INPUT DATA section start
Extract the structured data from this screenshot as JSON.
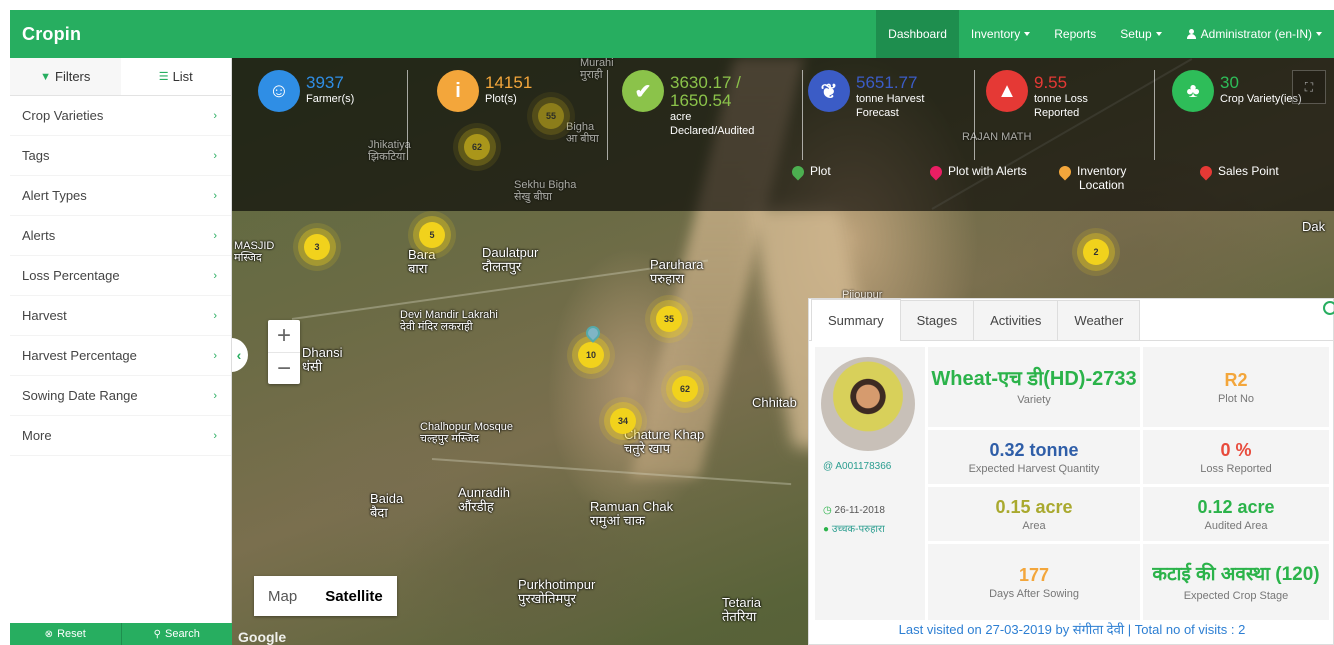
{
  "brand": "Cropin",
  "nav": {
    "dashboard": "Dashboard",
    "inventory": "Inventory",
    "reports": "Reports",
    "setup": "Setup",
    "user": "Administrator (en-IN)"
  },
  "sidebar": {
    "tabs": {
      "filters": "Filters",
      "list": "List"
    },
    "items": [
      "Crop Varieties",
      "Tags",
      "Alert Types",
      "Alerts",
      "Loss Percentage",
      "Harvest",
      "Harvest Percentage",
      "Sowing Date Range",
      "More"
    ],
    "reset": "Reset",
    "search": "Search"
  },
  "stats": {
    "farmers": {
      "value": "3937",
      "label": "Farmer(s)",
      "color": "#2f8ee5"
    },
    "plots": {
      "value": "14151",
      "label": "Plot(s)",
      "color": "#f3a63b"
    },
    "acre": {
      "value": "3630.17 / 1650.54",
      "label1": "acre",
      "label2": "Declared/Audited",
      "color": "#8bc34a"
    },
    "harvest": {
      "value": "5651.77",
      "label1": "tonne Harvest",
      "label2": "Forecast",
      "color": "#3b5cc6"
    },
    "loss": {
      "value": "9.55",
      "label1": "tonne Loss",
      "label2": "Reported",
      "color": "#e53935"
    },
    "variety": {
      "value": "30",
      "label": "Crop Variety(ies)",
      "color": "#2ebd59"
    }
  },
  "legend": {
    "plot": "Plot",
    "plot_alerts": "Plot with Alerts",
    "inventory": "Inventory",
    "inventory2": "Location",
    "sales": "Sales Point"
  },
  "map": {
    "labels": [
      "MASJID",
      "मस्जिद",
      "Bara",
      "बारा",
      "Daulatpur",
      "दौलतपुर",
      "Paruhara",
      "परुहारा",
      "Devi Mandir Lakrahi",
      "देवी मंदिर लकराही",
      "Dhansi",
      "धंसी",
      "Chalhopur Mosque",
      "चल्हपुर मस्जिद",
      "Chature Khap",
      "चतुरे खाप",
      "Baida",
      "बैदा",
      "Aunradih",
      "औंरडीह",
      "Ramuan Chak",
      "रामुआं चाक",
      "Purkhotimpur",
      "पुरखोतिमपुर",
      "Tetaria",
      "तेतरिया",
      "Sekhu Bigha",
      "सेखु बीघा",
      "Jhikatiya",
      "झिकटिया",
      "Dak",
      "RAJAN MATH",
      "Chhitab",
      "Murahi",
      "मुराही",
      "Bigha",
      "आ बीघा",
      "Pijoupur"
    ],
    "clusters": [
      "3",
      "5",
      "62",
      "35",
      "10",
      "62",
      "34",
      "2",
      "55"
    ],
    "zoom_in": "+",
    "zoom_out": "−",
    "type_map": "Map",
    "type_satellite": "Satellite",
    "attribution": "Google"
  },
  "panel": {
    "tabs": [
      "Summary",
      "Stages",
      "Activities",
      "Weather"
    ],
    "variety_value": "Wheat-एच डी(HD)-2733",
    "variety_label": "Variety",
    "plot_no_value": "R2",
    "plot_no_label": "Plot No",
    "harvest_value": "0.32 tonne",
    "harvest_label": "Expected Harvest Quantity",
    "loss_value": "0 %",
    "loss_label": "Loss Reported",
    "area_value": "0.15 acre",
    "area_label": "Area",
    "audited_value": "0.12 acre",
    "audited_label": "Audited Area",
    "days_value": "177",
    "days_label": "Days After Sowing",
    "stage_value": "कटाई की अवस्था (120)",
    "stage_label": "Expected Crop Stage",
    "farmer_id": "@ A001178366",
    "date": "26-11-2018",
    "location": "उच्चक-परुहारा",
    "footer_prefix": "Last visited on 27-03-2019 by संगीता देवी |",
    "footer_visits": "Total no of visits : 2"
  }
}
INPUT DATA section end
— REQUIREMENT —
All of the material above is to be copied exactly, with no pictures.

— SOLUTION TO THIS TASK —
Extract the structured data from this screenshot as JSON.
{
  "brand": "Cropin",
  "nav": {
    "dashboard": "Dashboard",
    "inventory": "Inventory",
    "reports": "Reports",
    "setup": "Setup",
    "user": "Administrator (en-IN)"
  },
  "sidebar": {
    "tabs": {
      "filters": "Filters",
      "list": "List"
    },
    "items": [
      "Crop Varieties",
      "Tags",
      "Alert Types",
      "Alerts",
      "Loss Percentage",
      "Harvest",
      "Harvest Percentage",
      "Sowing Date Range",
      "More"
    ],
    "reset": "Reset",
    "search": "Search"
  },
  "stats": {
    "farmers": {
      "value": "3937",
      "label": "Farmer(s)",
      "color": "#2f8ee5"
    },
    "plots": {
      "value": "14151",
      "label": "Plot(s)",
      "color": "#f3a63b"
    },
    "acre": {
      "value": "3630.17 / 1650.54",
      "label1": "acre",
      "label2": "Declared/Audited",
      "color": "#8bc34a"
    },
    "harvest": {
      "value": "5651.77",
      "label1": "tonne Harvest",
      "label2": "Forecast",
      "color": "#3b5cc6"
    },
    "loss": {
      "value": "9.55",
      "label1": "tonne Loss",
      "label2": "Reported",
      "color": "#e53935"
    },
    "variety": {
      "value": "30",
      "label": "Crop Variety(ies)",
      "color": "#2ebd59"
    }
  },
  "legend": {
    "plot": "Plot",
    "plot_alerts": "Plot with Alerts",
    "inventory": "Inventory",
    "inventory2": "Location",
    "sales": "Sales Point"
  },
  "map": {
    "labels": [
      "MASJID",
      "मस्जिद",
      "Bara",
      "बारा",
      "Daulatpur",
      "दौलतपुर",
      "Paruhara",
      "परुहारा",
      "Devi Mandir Lakrahi",
      "देवी मंदिर लकराही",
      "Dhansi",
      "धंसी",
      "Chalhopur Mosque",
      "चल्हपुर मस्जिद",
      "Chature Khap",
      "चतुरे खाप",
      "Baida",
      "बैदा",
      "Aunradih",
      "औंरडीह",
      "Ramuan Chak",
      "रामुआं चाक",
      "Purkhotimpur",
      "पुरखोतिमपुर",
      "Tetaria",
      "तेतरिया",
      "Sekhu Bigha",
      "सेखु बीघा",
      "Jhikatiya",
      "झिकटिया",
      "Dak",
      "RAJAN MATH",
      "Chhitab",
      "Murahi",
      "मुराही",
      "Bigha",
      "आ बीघा",
      "Pijoupur"
    ],
    "clusters": [
      "3",
      "5",
      "62",
      "35",
      "10",
      "62",
      "34",
      "2",
      "55"
    ],
    "zoom_in": "+",
    "zoom_out": "−",
    "type_map": "Map",
    "type_satellite": "Satellite",
    "attribution": "Google"
  },
  "panel": {
    "tabs": [
      "Summary",
      "Stages",
      "Activities",
      "Weather"
    ],
    "variety_value": "Wheat-एच डी(HD)-2733",
    "variety_label": "Variety",
    "plot_no_value": "R2",
    "plot_no_label": "Plot No",
    "harvest_value": "0.32 tonne",
    "harvest_label": "Expected Harvest Quantity",
    "loss_value": "0 %",
    "loss_label": "Loss Reported",
    "area_value": "0.15 acre",
    "area_label": "Area",
    "audited_value": "0.12 acre",
    "audited_label": "Audited Area",
    "days_value": "177",
    "days_label": "Days After Sowing",
    "stage_value": "कटाई की अवस्था (120)",
    "stage_label": "Expected Crop Stage",
    "farmer_id": "@ A001178366",
    "date": "26-11-2018",
    "location": "उच्चक-परुहारा",
    "footer_prefix": "Last visited on 27-03-2019 by संगीता देवी |",
    "footer_visits": "Total no of visits : 2"
  }
}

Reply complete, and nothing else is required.